A henpecked memory expert (W.C. Fields) living with his shrewish wife (Kathleen Howard), cranky mother-in-law (Vera Lewis), lazy brother-in-law (Grady Sutton), and loyal daughter (Mary Brian) finds himself in hot water after lying to his boss (Oscar Apfel) in order to attend a wrestling match.
Response to Peary’s Review:
Peary refers to this as a “near-perfect W.C. Fields comedy”, noting that Fields (as henpecked Ambrose Wolfinger) is “hilarious, taking one abuse after the other in his cruel, absurd world without every losing his patience or trying to reform”. There are numerous comedic highlights throughout — including, as Peary notes, Fields “sharing a jail cell with a crazy scissors murderer; driving [his wife] crazy by taking forever to go down and see about the burglars in the basement…; getting a series of traffic and parking tickets in succession”. Fields is in fine form (Peary votes him Best Actor of the Year in his Alternate Oscars!), and his supporting cast members are all convincing (I’m particularly fond of Howard here; her operatic background comes through loud and clear in the hilarious opening scene). While it could certainly be argued that Peary includes far too many W.C. Fields films in his book (he lists or reviews no less than 16 titles), this one is consistently humorous enough that I believe most film fanatics will be glad to have seen it — so I’m voting it a “must see” at least once. Watch for Walter Brennan, Carlotta Monti (Fields’s real-life lover), and Swedish wrestler Tor Johnson in small roles.
Redeeming Qualities and Moments:
Yes, as one of Fields’s mid-career classics.

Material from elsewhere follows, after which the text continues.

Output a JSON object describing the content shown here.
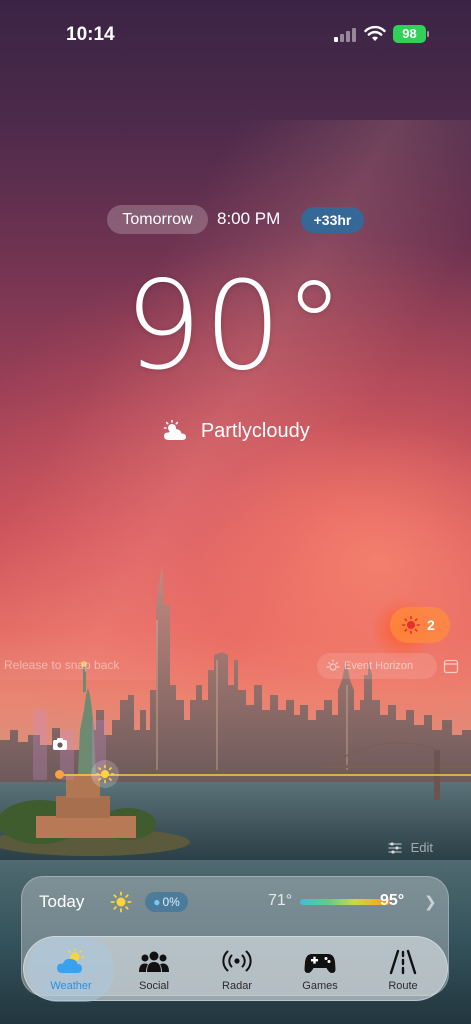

Nominated by Peary as one of the Best Pictures of the Year in his Alternate Oscars.